Voices echo this is what salvation must be like after a while
But Mona Lisa musta had the highway blues
You can tell by the way she smiles
I got Chronicles early in June. It took me just a little while -- a few pages -- to understand that this was not going to be "I was born, I lived here, my parents did this, I went to school...." This was a Shot of Love ricocheting around events and places in his mind, not a straight-shot road through his life. And Dylan's mind is something to get lost in. I thought, How have I missed out on this all these years?
It was the most exciting discovery I've ever had, in more than a half-century of reading.
I bought two CDs, "Love and Theft" and Blonde on Blonde. I already knew the sound of young Dylan, so I plugged in "Love and Theft" first. His voice! Like gargling gravel! But moving and beautiful, addictive, full of feeling, irony, regret, humor. And the range of his musical styles -- well, I didn't and still don't know all the names for them -- rock and blues and croony-type ballads and you musicologists can name the rest for me. It doesn't matter. I listened to "Love and Theft" over and over again for weeks, alternating with Blonde on Blonde, experiencing the sound -- "Mississippi" and "Lonesome Day Blues" and "Moonlight" coming from the same mind?! the same mouth?! This man is incredible! Only gradually did I begin to pick out the words.
Everybody movin' if they ain't already there
Everybody got to move somewhere
Stick with me baby, stick with me anyhow
Things should start to get interesting right about now
And of course he was right again. Things got very interesting. As the summer went on I bought more CDs, moving back and forth from the mature, musing Dylan to the amazing youth he'd been, and cherry picking a few things in between -- Time Out Of Mind, Bringing It All Back Home, Blood on the Tracks, Freewheelin', John Wesley Harding, some of the bootleg albums, and more more more. Modern Times in September. Desire. Shot of Love. And books and DVDs, too. Sneaking it all into the house because it was a private (and expensive) experience, playing Bob incessantly on my car CD player, staying up late at night reading Bob and about Bob.
I discovered his lovely poetry -- "Time Passes Slowly," "Sad-Eyed Lady of the Lowlands" -- his great stories, intricate, sometimes hilarious -- "Nettie Moore," "Lily, Rosemary, and the Jack of Hearts," "Highlands" -- his blazing, fearless intellect -- "It's Alright, Ma (I'm Only Bleeding)" -- his weird, unknowable images -- "Ballad Of A Thin Man" -- his humor -- "Po' Boy," "Talking World War III Blues," almost all of his interviews -- his romance and heartbreak -- "You're A Big Girl Now," "Cold Irons Bound" -- his regrets and perspective -- "Not Dark Yet."
And not just his mind. I was enthralled to discover the deep threads of spirituality woven throughout his entire body of work, even the earliest. And it seemed like everything he wrote mirrored my own experience of work, love, raising children, developing a spiritual life that wasn't simply hanging on a wall, static and unchanging.

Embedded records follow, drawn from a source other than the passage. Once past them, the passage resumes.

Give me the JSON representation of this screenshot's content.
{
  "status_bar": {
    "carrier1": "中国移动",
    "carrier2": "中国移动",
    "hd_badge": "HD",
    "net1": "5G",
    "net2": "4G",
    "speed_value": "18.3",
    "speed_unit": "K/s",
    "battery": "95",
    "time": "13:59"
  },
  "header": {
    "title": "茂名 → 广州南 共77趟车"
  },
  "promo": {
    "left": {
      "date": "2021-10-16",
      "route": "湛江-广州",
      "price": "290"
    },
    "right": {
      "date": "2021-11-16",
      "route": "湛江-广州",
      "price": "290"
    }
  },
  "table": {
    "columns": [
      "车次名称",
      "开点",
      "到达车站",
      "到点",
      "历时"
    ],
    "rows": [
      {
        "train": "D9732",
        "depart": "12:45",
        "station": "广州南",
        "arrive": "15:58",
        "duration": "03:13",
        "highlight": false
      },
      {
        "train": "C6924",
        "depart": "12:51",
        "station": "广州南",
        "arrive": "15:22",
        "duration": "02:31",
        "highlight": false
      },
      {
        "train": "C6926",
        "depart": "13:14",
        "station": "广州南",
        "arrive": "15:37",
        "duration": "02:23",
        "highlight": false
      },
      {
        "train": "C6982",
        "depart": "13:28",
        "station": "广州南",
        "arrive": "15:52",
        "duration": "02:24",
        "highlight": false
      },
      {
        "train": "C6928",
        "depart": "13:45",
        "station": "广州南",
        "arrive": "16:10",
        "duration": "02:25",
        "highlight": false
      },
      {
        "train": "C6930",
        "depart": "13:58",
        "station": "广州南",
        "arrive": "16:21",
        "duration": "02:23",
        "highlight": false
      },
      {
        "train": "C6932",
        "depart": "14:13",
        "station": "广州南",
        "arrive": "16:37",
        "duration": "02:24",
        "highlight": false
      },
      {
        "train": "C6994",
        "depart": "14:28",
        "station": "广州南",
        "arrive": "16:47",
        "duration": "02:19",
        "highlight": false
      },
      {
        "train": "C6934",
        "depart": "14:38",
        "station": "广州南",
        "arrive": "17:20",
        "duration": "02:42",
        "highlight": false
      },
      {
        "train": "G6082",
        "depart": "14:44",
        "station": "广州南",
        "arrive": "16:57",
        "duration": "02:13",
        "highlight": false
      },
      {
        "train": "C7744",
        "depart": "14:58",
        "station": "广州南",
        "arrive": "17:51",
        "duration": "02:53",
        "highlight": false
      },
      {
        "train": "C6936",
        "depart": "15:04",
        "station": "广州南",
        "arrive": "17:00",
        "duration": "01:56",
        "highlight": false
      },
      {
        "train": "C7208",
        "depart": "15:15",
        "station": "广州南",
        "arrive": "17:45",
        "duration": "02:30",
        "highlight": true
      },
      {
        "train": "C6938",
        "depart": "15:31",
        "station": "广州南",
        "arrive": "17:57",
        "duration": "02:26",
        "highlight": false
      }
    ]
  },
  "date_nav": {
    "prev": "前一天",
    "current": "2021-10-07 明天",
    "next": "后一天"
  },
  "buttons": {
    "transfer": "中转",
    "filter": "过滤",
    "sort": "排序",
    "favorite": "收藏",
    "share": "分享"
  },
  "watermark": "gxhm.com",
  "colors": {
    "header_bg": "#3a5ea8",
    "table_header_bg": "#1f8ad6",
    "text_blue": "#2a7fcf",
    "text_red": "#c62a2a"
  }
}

When you think that you lost everything
You find out you can always lose a little more
I'm just going down the road feeling bad
Trying to get to heaven before they close the door
Howard Sounes, in Down the Highway, wrote, "He sings with such passion, feeling, and conviction that you think this is my life, this is everyone's life, this is what it is to be a human being. The way he turns a lyric, it's as if, to paraphrase Dylan himself, 'every word rings true and glows like burning coal, pouring off of every page as if it was written in his soul.'"
I still have so much to discover in the work of Dylan, many studio albums still to buy and live performances to hear. Those of you who have had a passion for Dylan for decades, perhaps this will remind you a little of how much fun it can be discovering his latest twist, enjoying a mis-heard line ("The warehouse has my Arabian drums"), or hearing a new sound. Those of you who haven't yet found Dylan, know that it's never too late. Even if shadows are falling, it's not dark yet. He's still a beautiful genius.